Exercise data:
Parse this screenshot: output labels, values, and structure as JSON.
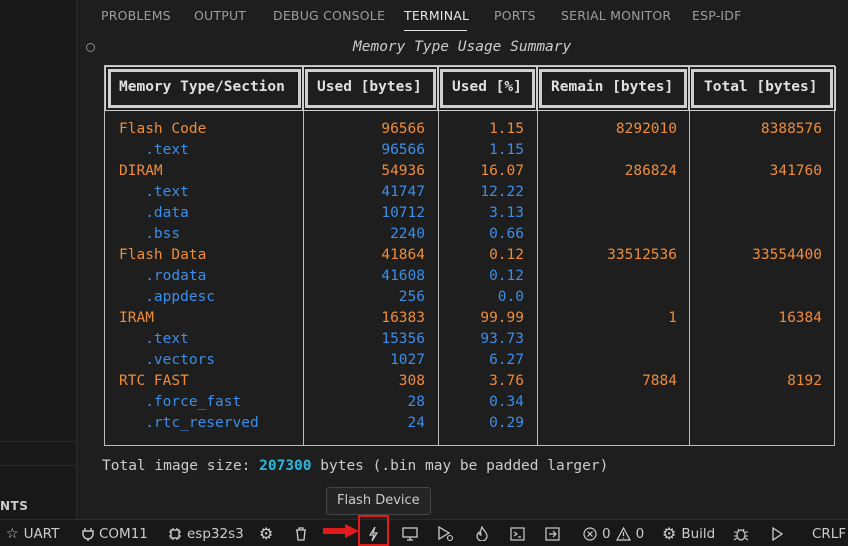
{
  "sidebar": {
    "label": "NTS"
  },
  "tabs": [
    {
      "label": "PROBLEMS",
      "active": false
    },
    {
      "label": "OUTPUT",
      "active": false
    },
    {
      "label": "DEBUG CONSOLE",
      "active": false
    },
    {
      "label": "TERMINAL",
      "active": true
    },
    {
      "label": "PORTS",
      "active": false
    },
    {
      "label": "SERIAL MONITOR",
      "active": false
    },
    {
      "label": "ESP-IDF",
      "active": false
    }
  ],
  "terminal": {
    "title": "Memory Type Usage Summary",
    "headers": [
      "Memory Type/Section",
      "Used [bytes]",
      "Used [%]",
      "Remain [bytes]",
      "Total [bytes]"
    ],
    "rows": [
      {
        "name": "Flash Code",
        "used": "96566",
        "pct": "1.15",
        "remain": "8292010",
        "total": "8388576",
        "kind": "type"
      },
      {
        "name": "   .text",
        "used": "96566",
        "pct": "1.15",
        "remain": "",
        "total": "",
        "kind": "section"
      },
      {
        "name": "DIRAM",
        "used": "54936",
        "pct": "16.07",
        "remain": "286824",
        "total": "341760",
        "kind": "type"
      },
      {
        "name": "   .text",
        "used": "41747",
        "pct": "12.22",
        "remain": "",
        "total": "",
        "kind": "section"
      },
      {
        "name": "   .data",
        "used": "10712",
        "pct": "3.13",
        "remain": "",
        "total": "",
        "kind": "section"
      },
      {
        "name": "   .bss",
        "used": "2240",
        "pct": "0.66",
        "remain": "",
        "total": "",
        "kind": "section"
      },
      {
        "name": "Flash Data",
        "used": "41864",
        "pct": "0.12",
        "remain": "33512536",
        "total": "33554400",
        "kind": "type"
      },
      {
        "name": "   .rodata",
        "used": "41608",
        "pct": "0.12",
        "remain": "",
        "total": "",
        "kind": "section"
      },
      {
        "name": "   .appdesc",
        "used": "256",
        "pct": "0.0",
        "remain": "",
        "total": "",
        "kind": "section"
      },
      {
        "name": "IRAM",
        "used": "16383",
        "pct": "99.99",
        "remain": "1",
        "total": "16384",
        "kind": "type"
      },
      {
        "name": "   .text",
        "used": "15356",
        "pct": "93.73",
        "remain": "",
        "total": "",
        "kind": "section"
      },
      {
        "name": "   .vectors",
        "used": "1027",
        "pct": "6.27",
        "remain": "",
        "total": "",
        "kind": "section"
      },
      {
        "name": "RTC FAST",
        "used": "308",
        "pct": "3.76",
        "remain": "7884",
        "total": "8192",
        "kind": "type"
      },
      {
        "name": "   .force_fast",
        "used": "28",
        "pct": "0.34",
        "remain": "",
        "total": "",
        "kind": "section"
      },
      {
        "name": "   .rtc_reserved",
        "used": "24",
        "pct": "0.29",
        "remain": "",
        "total": "",
        "kind": "section"
      }
    ],
    "total_prefix": "Total image size: ",
    "total_value": "207300",
    "total_suffix": " bytes (.bin may be padded larger)"
  },
  "tooltip": {
    "label": "Flash Device"
  },
  "statusbar": {
    "uart": "UART",
    "port": "COM11",
    "target": "esp32s3",
    "errors": "0",
    "warnings": "0",
    "build": "Build",
    "eol": "CRLF"
  },
  "colors": {
    "type_row": "#f08c36",
    "section_row": "#3b8eea",
    "highlight": "#29b8db",
    "flash_marker": "#e11b1b"
  }
}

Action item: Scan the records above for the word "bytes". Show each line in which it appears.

Result of the task:
      "Used [bytes]",
      "Remain [bytes]",
      "Total [bytes]"
    "total_suffix": " bytes (.bin may be padded larger)"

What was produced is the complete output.